§ PROBLEM DESCRIPTION:
What you return must match the data exactly, line for line.
/---
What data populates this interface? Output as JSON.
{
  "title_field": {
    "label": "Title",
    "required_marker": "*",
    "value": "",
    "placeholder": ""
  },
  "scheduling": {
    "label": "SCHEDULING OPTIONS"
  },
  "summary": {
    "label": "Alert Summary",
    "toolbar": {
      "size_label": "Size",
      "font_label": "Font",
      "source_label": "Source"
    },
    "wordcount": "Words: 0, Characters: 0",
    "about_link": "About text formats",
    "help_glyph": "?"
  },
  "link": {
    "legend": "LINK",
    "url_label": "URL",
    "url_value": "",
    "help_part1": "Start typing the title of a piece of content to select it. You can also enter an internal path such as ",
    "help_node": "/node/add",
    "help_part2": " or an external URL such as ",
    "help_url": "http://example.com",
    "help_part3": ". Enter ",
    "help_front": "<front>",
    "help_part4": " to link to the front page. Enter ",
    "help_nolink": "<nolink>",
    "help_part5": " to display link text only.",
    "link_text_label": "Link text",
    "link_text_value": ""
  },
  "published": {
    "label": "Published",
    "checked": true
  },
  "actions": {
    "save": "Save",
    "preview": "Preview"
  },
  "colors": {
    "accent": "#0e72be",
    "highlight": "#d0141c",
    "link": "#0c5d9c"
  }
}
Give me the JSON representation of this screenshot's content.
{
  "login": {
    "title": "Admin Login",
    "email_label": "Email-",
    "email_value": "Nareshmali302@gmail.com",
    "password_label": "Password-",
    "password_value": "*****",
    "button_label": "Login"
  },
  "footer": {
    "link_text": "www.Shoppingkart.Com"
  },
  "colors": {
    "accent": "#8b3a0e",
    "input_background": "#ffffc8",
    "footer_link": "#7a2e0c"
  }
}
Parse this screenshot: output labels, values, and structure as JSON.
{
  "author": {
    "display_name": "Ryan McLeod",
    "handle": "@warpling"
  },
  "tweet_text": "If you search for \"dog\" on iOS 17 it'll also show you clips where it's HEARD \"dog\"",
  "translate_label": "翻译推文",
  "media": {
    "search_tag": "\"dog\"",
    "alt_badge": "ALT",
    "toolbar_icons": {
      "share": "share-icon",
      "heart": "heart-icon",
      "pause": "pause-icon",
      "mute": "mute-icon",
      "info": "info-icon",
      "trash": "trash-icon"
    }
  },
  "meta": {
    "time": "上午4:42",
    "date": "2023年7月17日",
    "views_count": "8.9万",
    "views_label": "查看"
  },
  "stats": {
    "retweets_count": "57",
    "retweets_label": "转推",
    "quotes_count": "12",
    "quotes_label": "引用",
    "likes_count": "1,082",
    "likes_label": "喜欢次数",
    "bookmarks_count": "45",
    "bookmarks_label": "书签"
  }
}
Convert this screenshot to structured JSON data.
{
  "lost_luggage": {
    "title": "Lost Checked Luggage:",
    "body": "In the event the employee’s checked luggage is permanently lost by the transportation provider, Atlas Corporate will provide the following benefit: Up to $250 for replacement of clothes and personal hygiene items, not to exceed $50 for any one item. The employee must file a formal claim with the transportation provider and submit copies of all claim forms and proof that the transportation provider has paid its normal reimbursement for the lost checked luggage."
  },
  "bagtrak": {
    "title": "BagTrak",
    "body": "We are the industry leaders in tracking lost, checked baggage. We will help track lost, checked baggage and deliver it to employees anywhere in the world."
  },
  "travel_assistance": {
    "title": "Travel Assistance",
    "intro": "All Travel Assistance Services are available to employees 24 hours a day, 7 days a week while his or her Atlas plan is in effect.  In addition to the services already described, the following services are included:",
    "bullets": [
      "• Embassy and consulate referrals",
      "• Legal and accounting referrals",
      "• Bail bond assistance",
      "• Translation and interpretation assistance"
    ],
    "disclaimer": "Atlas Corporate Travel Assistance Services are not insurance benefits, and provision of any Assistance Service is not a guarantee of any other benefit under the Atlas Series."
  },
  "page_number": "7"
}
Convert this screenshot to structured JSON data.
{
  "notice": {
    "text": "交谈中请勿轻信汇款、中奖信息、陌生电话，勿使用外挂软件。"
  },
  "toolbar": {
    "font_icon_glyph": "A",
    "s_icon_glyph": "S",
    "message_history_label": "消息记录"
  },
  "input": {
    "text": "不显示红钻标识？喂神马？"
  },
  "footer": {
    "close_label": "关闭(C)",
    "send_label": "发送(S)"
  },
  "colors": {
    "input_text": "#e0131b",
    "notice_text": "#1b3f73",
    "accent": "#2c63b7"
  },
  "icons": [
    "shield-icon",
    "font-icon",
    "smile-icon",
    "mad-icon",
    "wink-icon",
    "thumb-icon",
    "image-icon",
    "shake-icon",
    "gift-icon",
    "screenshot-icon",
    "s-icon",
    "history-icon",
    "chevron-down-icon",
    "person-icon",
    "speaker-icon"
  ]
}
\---
§ ANSWER SPACE:
What data populates this interface? Output as JSON.
{
  "title_field": {
    "label": "Title",
    "required_marker": "*",
    "value": "",
    "placeholder": ""
  },
  "scheduling": {
    "label": "SCHEDULING OPTIONS"
  },
  "summary": {
    "label": "Alert Summary",
    "toolbar": {
      "size_label": "Size",
      "font_label": "Font",
      "source_label": "Source"
    },
    "wordcount": "Words: 0, Characters: 0",
    "about_link": "About text formats",
    "help_glyph": "?"
  },
  "link": {
    "legend": "LINK",
    "url_label": "URL",
    "url_value": "",
    "help_part1": "Start typing the title of a piece of content to select it. You can also enter an internal path such as ",
    "help_node": "/node/add",
    "help_part2": " or an external URL such as ",
    "help_url": "http://example.com",
    "help_part3": ". Enter ",
    "help_front": "<front>",
    "help_part4": " to link to the front page. Enter ",
    "help_nolink": "<nolink>",
    "help_part5": " to display link text only.",
    "link_text_label": "Link text",
    "link_text_value": ""
  },
  "published": {
    "label": "Published",
    "checked": true
  },
  "actions": {
    "save": "Save",
    "preview": "Preview"
  },
  "colors": {
    "accent": "#0e72be",
    "highlight": "#d0141c",
    "link": "#0c5d9c"
  }
}
Give me the JSON representation of this screenshot's content.
{
  "login": {
    "title": "Admin Login",
    "email_label": "Email-",
    "email_value": "Nareshmali302@gmail.com",
    "password_label": "Password-",
    "password_value": "*****",
    "button_label": "Login"
  },
  "footer": {
    "link_text": "www.Shoppingkart.Com"
  },
  "colors": {
    "accent": "#8b3a0e",
    "input_background": "#ffffc8",
    "footer_link": "#7a2e0c"
  }
}
Parse this screenshot: output labels, values, and structure as JSON.
{
  "author": {
    "display_name": "Ryan McLeod",
    "handle": "@warpling"
  },
  "tweet_text": "If you search for \"dog\" on iOS 17 it'll also show you clips where it's HEARD \"dog\"",
  "translate_label": "翻译推文",
  "media": {
    "search_tag": "\"dog\"",
    "alt_badge": "ALT",
    "toolbar_icons": {
      "share": "share-icon",
      "heart": "heart-icon",
      "pause": "pause-icon",
      "mute": "mute-icon",
      "info": "info-icon",
      "trash": "trash-icon"
    }
  },
  "meta": {
    "time": "上午4:42",
    "date": "2023年7月17日",
    "views_count": "8.9万",
    "views_label": "查看"
  },
  "stats": {
    "retweets_count": "57",
    "retweets_label": "转推",
    "quotes_count": "12",
    "quotes_label": "引用",
    "likes_count": "1,082",
    "likes_label": "喜欢次数",
    "bookmarks_count": "45",
    "bookmarks_label": "书签"
  }
}
Convert this screenshot to structured JSON data.
{
  "lost_luggage": {
    "title": "Lost Checked Luggage:",
    "body": "In the event the employee’s checked luggage is permanently lost by the transportation provider, Atlas Corporate will provide the following benefit: Up to $250 for replacement of clothes and personal hygiene items, not to exceed $50 for any one item. The employee must file a formal claim with the transportation provider and submit copies of all claim forms and proof that the transportation provider has paid its normal reimbursement for the lost checked luggage."
  },
  "bagtrak": {
    "title": "BagTrak",
    "body": "We are the industry leaders in tracking lost, checked baggage. We will help track lost, checked baggage and deliver it to employees anywhere in the world."
  },
  "travel_assistance": {
    "title": "Travel Assistance",
    "intro": "All Travel Assistance Services are available to employees 24 hours a day, 7 days a week while his or her Atlas plan is in effect.  In addition to the services already described, the following services are included:",
    "bullets": [
      "• Embassy and consulate referrals",
      "• Legal and accounting referrals",
      "• Bail bond assistance",
      "• Translation and interpretation assistance"
    ],
    "disclaimer": "Atlas Corporate Travel Assistance Services are not insurance benefits, and provision of any Assistance Service is not a guarantee of any other benefit under the Atlas Series."
  },
  "page_number": "7"
}
Convert this screenshot to structured JSON data.
{
  "notice": {
    "text": "交谈中请勿轻信汇款、中奖信息、陌生电话，勿使用外挂软件。"
  },
  "toolbar": {
    "font_icon_glyph": "A",
    "s_icon_glyph": "S",
    "message_history_label": "消息记录"
  },
  "input": {
    "text": "不显示红钻标识？喂神马？"
  },
  "footer": {
    "close_label": "关闭(C)",
    "send_label": "发送(S)"
  },
  "colors": {
    "input_text": "#e0131b",
    "notice_text": "#1b3f73",
    "accent": "#2c63b7"
  },
  "icons": [
    "shield-icon",
    "font-icon",
    "smile-icon",
    "mad-icon",
    "wink-icon",
    "thumb-icon",
    "image-icon",
    "shake-icon",
    "gift-icon",
    "screenshot-icon",
    "s-icon",
    "history-icon",
    "chevron-down-icon",
    "person-icon",
    "speaker-icon"
  ]
}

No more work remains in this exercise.